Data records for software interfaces
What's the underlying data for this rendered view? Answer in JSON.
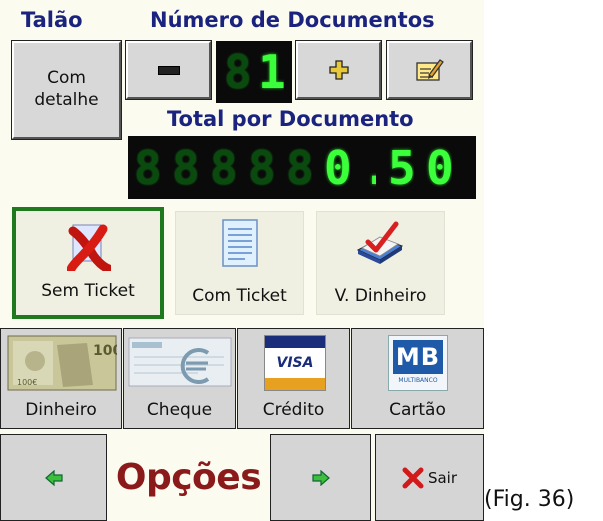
{
  "header": {
    "talao_label": "Talão",
    "num_docs_label": "Número de Documentos",
    "total_label": "Total por Documento"
  },
  "talao_button": {
    "label_line1": "Com",
    "label_line2": "detalhe"
  },
  "doc_counter": {
    "minus": "−",
    "plus": "+",
    "count_dim": "8",
    "count_lit": "1"
  },
  "total_display": {
    "dim_digits": [
      "8",
      "8",
      "8",
      "8",
      "8"
    ],
    "lit_digits": [
      "0",
      ".",
      "5",
      "0"
    ]
  },
  "ticket_options": [
    {
      "label": "Sem Ticket",
      "icon": "red-x-icon",
      "selected": true
    },
    {
      "label": "Com Ticket",
      "icon": "document-icon",
      "selected": false
    },
    {
      "label": "V. Dinheiro",
      "icon": "checkmark-book-icon",
      "selected": false
    }
  ],
  "payment_methods": [
    {
      "label": "Dinheiro",
      "icon": "banknote-icon"
    },
    {
      "label": "Cheque",
      "icon": "cheque-icon"
    },
    {
      "label": "Crédito",
      "icon": "visa-card-icon",
      "logo_text": "VISA"
    },
    {
      "label": "Cartão",
      "icon": "multibanco-icon",
      "logo_text": "MB",
      "logo_sub": "MULTIBANCO"
    }
  ],
  "nav": {
    "prev_icon": "arrow-left-icon",
    "next_icon": "arrow-right-icon",
    "title": "Opções",
    "exit_label": "Sair"
  },
  "caption": "(Fig. 36)",
  "colors": {
    "header_blue": "#1a237e",
    "led_green": "#3bff3b",
    "selected_border": "#1f7a1f",
    "title_red": "#8b1a1a"
  }
}
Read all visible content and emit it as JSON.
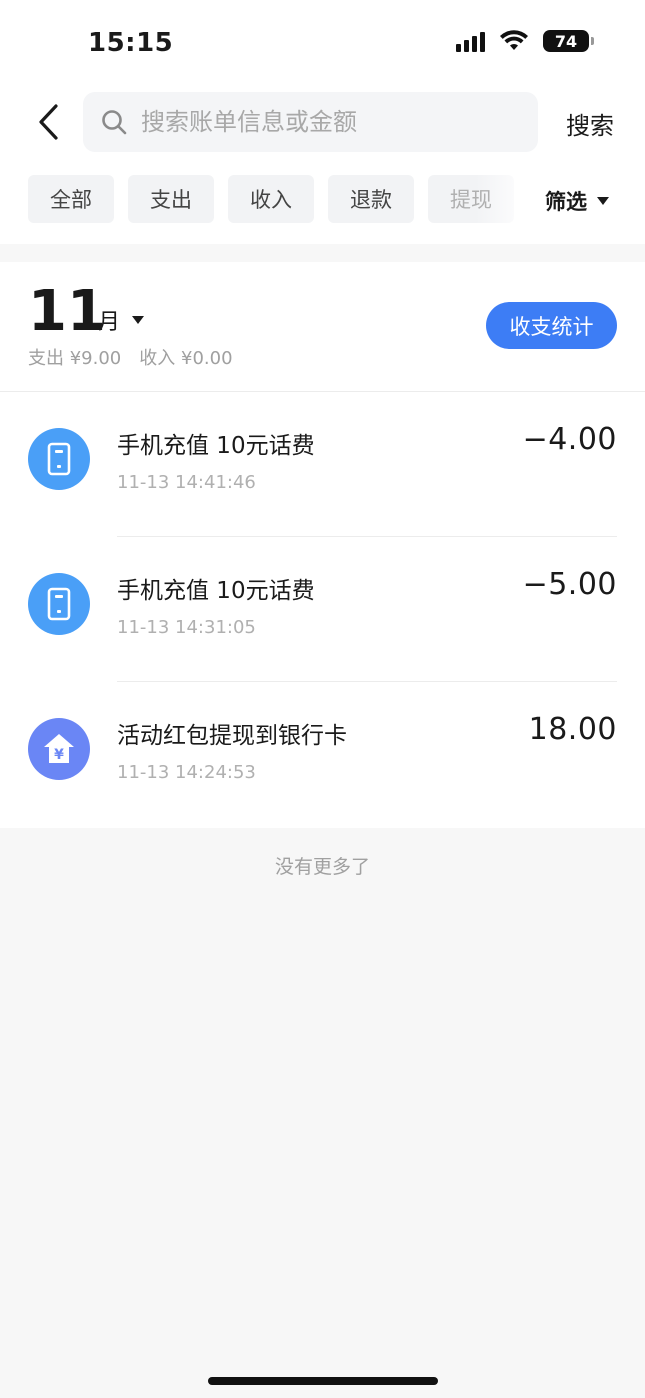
{
  "status_bar": {
    "time": "15:15",
    "battery": "74",
    "signal_icon": "cellular-signal-icon",
    "wifi_icon": "wifi-icon"
  },
  "search": {
    "placeholder": "搜索账单信息或金额",
    "value": "",
    "button_label": "搜索"
  },
  "filter_tabs": [
    {
      "label": "全部"
    },
    {
      "label": "支出"
    },
    {
      "label": "收入"
    },
    {
      "label": "退款"
    },
    {
      "label": "提现"
    }
  ],
  "filter_button": {
    "label": "筛选"
  },
  "month_header": {
    "month": "11",
    "unit": "月",
    "expense_label": "支出 ¥9.00",
    "income_label": "收入 ¥0.00",
    "stats_button": "收支统计"
  },
  "transactions": [
    {
      "title": "手机充值 10元话费",
      "time": "11-13 14:41:46",
      "amount": "−4.00",
      "icon": "phone-recharge-icon",
      "icon_color": "#4a9ff7"
    },
    {
      "title": "手机充值 10元话费",
      "time": "11-13 14:31:05",
      "amount": "−5.00",
      "icon": "phone-recharge-icon",
      "icon_color": "#4a9ff7"
    },
    {
      "title": "活动红包提现到银行卡",
      "time": "11-13 14:24:53",
      "amount": "18.00",
      "icon": "withdraw-yuan-icon",
      "icon_color": "#6a86f5"
    }
  ],
  "footer": {
    "no_more": "没有更多了"
  },
  "colors": {
    "accent": "#3d7df5",
    "background": "#f7f7f7"
  }
}
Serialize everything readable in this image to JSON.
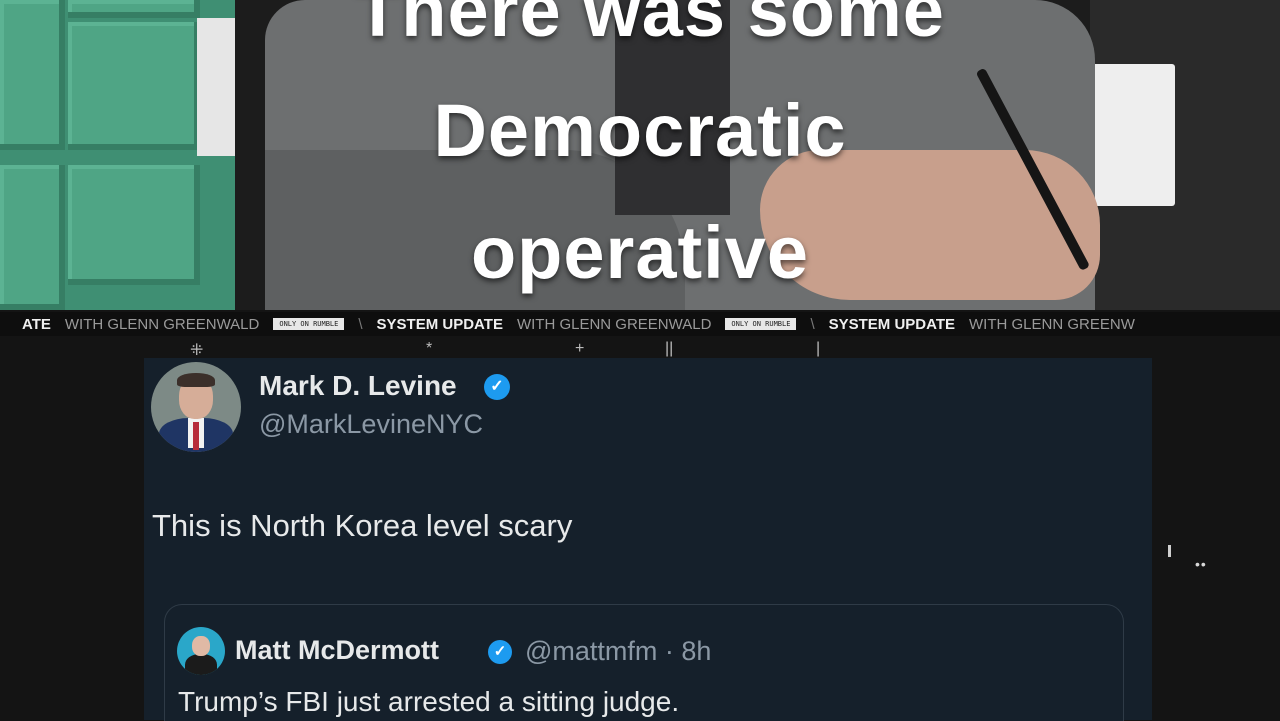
{
  "video": {
    "caption_lines": [
      "There was some",
      "Democratic",
      "operative"
    ]
  },
  "ticker": {
    "items": [
      {
        "bold": "ATE",
        "light": "WITH GLENN GREENWALD",
        "badge": "ONLY ON RUMBLE"
      },
      {
        "bold": "SYSTEM UPDATE",
        "light": "WITH GLENN GREENWALD",
        "badge": "ONLY ON RUMBLE"
      },
      {
        "bold": "SYSTEM UPDATE",
        "light": "WITH GLENN GREENW",
        "badge": ""
      }
    ],
    "separator": "\\",
    "glyphs": [
      "⁜",
      "*",
      "+",
      "||",
      "|"
    ]
  },
  "tweet": {
    "author_name": "Mark D. Levine",
    "author_handle": "@MarkLevineNYC",
    "verified_glyph": "✓",
    "text": "This is North Korea level scary",
    "quote": {
      "author_name": "Matt McDermott",
      "author_handle": "@mattmfm · 8h",
      "text": "Trump’s FBI just arrested a sitting judge."
    },
    "more_glyph": "••"
  },
  "colors": {
    "tweet_bg": "#15202b",
    "verified": "#1d9bf0",
    "handle_gray": "#8b98a5",
    "wall_green": "#3f8f73"
  }
}
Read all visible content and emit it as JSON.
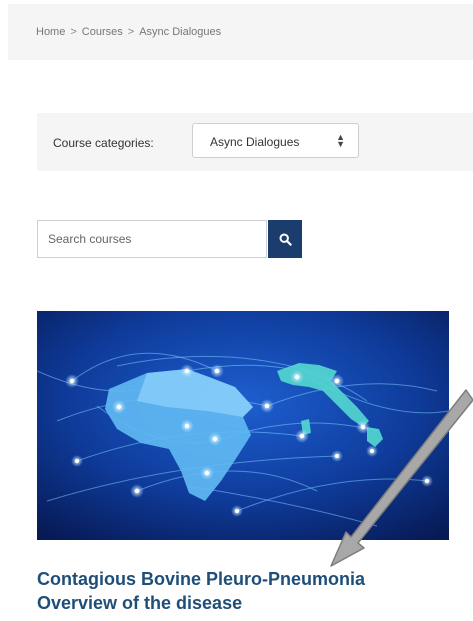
{
  "breadcrumb": {
    "items": [
      "Home",
      "Courses",
      "Async Dialogues"
    ],
    "separator": ">"
  },
  "category_filter": {
    "label": "Course categories:",
    "selected": "Async Dialogues"
  },
  "search": {
    "placeholder": "Search courses",
    "button_icon": "search-icon"
  },
  "course": {
    "image_icon": "world-network-map",
    "title_line1": "Contagious Bovine Pleuro-Pneumonia",
    "title_line2": "Overview of the disease"
  },
  "annotation": {
    "icon": "arrow-pointer-icon"
  },
  "colors": {
    "accent": "#1a3d6e",
    "title": "#1f4e79",
    "bar_bg": "#f5f5f5"
  }
}
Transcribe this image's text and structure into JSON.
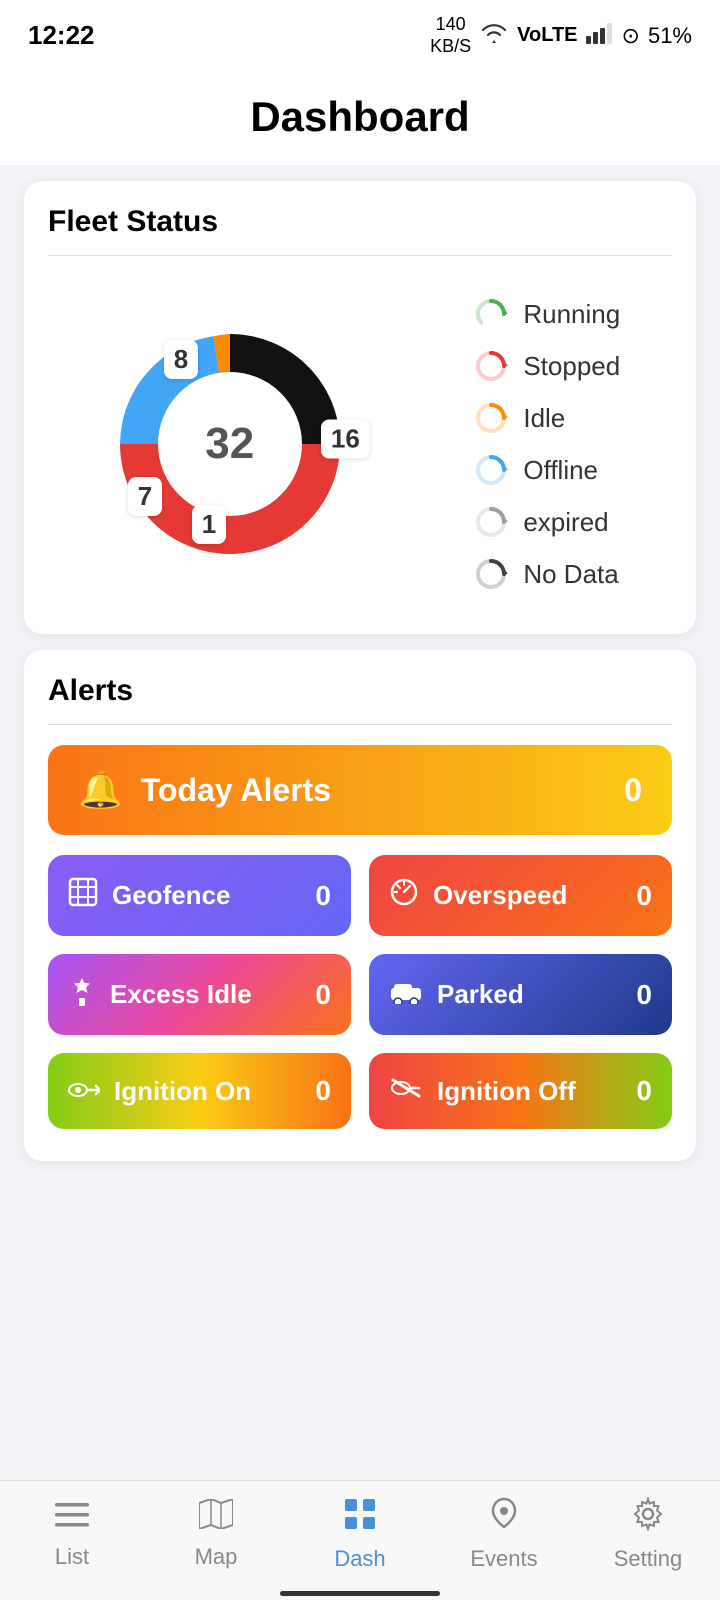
{
  "statusBar": {
    "time": "12:22",
    "data": "140\nKB/S",
    "battery": "51%"
  },
  "header": {
    "title": "Dashboard"
  },
  "fleetStatus": {
    "title": "Fleet Status",
    "total": "32",
    "segments": [
      {
        "label": "8",
        "position": "top",
        "color": "#111"
      },
      {
        "label": "16",
        "position": "right",
        "color": "#e53935"
      },
      {
        "label": "7",
        "position": "bottom-left",
        "color": "#4fc3f7"
      },
      {
        "label": "1",
        "position": "bottom-center",
        "color": "#fb8c00"
      }
    ],
    "legend": [
      {
        "name": "Running",
        "color": "#4caf50"
      },
      {
        "name": "Stopped",
        "color": "#e53935"
      },
      {
        "name": "Idle",
        "color": "#fb8c00"
      },
      {
        "name": "Offline",
        "color": "#4fc3f7"
      },
      {
        "name": "expired",
        "color": "#9e9e9e"
      },
      {
        "name": "No Data",
        "color": "#424242"
      }
    ]
  },
  "alerts": {
    "title": "Alerts",
    "today": {
      "label": "Today Alerts",
      "count": "0"
    },
    "items": [
      {
        "id": "geofence",
        "label": "Geofence",
        "count": "0",
        "icon": "⊞",
        "colorClass": "geofence"
      },
      {
        "id": "overspeed",
        "label": "Overspeed",
        "count": "0",
        "icon": "⊘",
        "colorClass": "overspeed"
      },
      {
        "id": "excess-idle",
        "label": "Excess Idle",
        "count": "0",
        "icon": "🔔",
        "colorClass": "excess-idle"
      },
      {
        "id": "parked",
        "label": "Parked",
        "count": "0",
        "icon": "🚌",
        "colorClass": "parked"
      },
      {
        "id": "ignition-on",
        "label": "Ignition On",
        "count": "0",
        "icon": "🔑",
        "colorClass": "ignition-on"
      },
      {
        "id": "ignition-off",
        "label": "Ignition Off",
        "count": "0",
        "icon": "✂",
        "colorClass": "ignition-off"
      }
    ]
  },
  "nav": {
    "items": [
      {
        "id": "list",
        "label": "List",
        "icon": "≡",
        "active": false
      },
      {
        "id": "map",
        "label": "Map",
        "icon": "⊡",
        "active": false
      },
      {
        "id": "dash",
        "label": "Dash",
        "icon": "⊞",
        "active": true
      },
      {
        "id": "events",
        "label": "Events",
        "icon": "🔔",
        "active": false
      },
      {
        "id": "setting",
        "label": "Setting",
        "icon": "⚙",
        "active": false
      }
    ]
  }
}
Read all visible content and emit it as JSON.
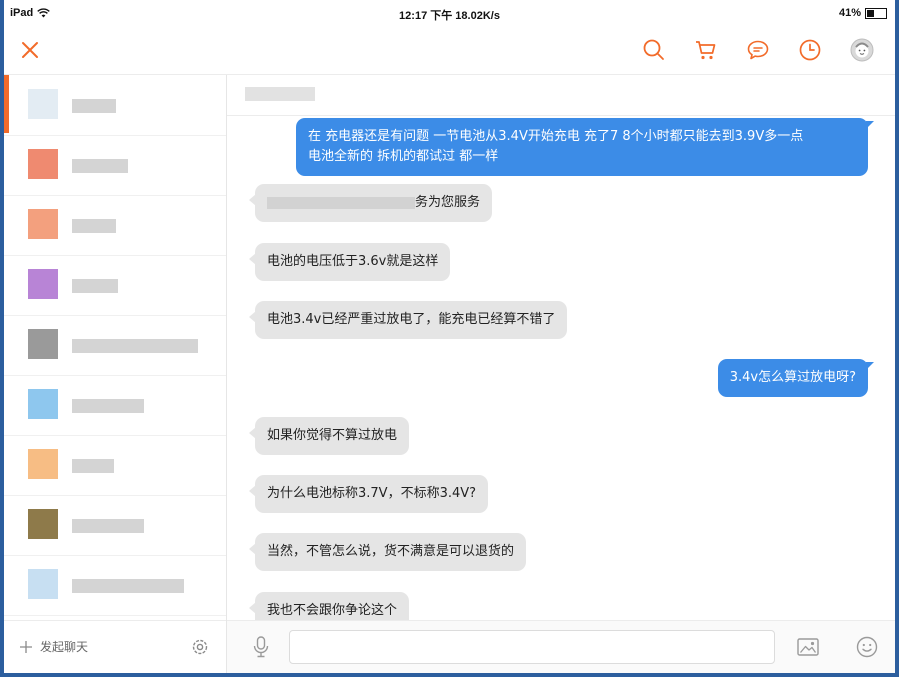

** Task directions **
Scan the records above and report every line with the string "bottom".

** Problem solution **
        "position": "bottom-left",
        "position": "bottom-center",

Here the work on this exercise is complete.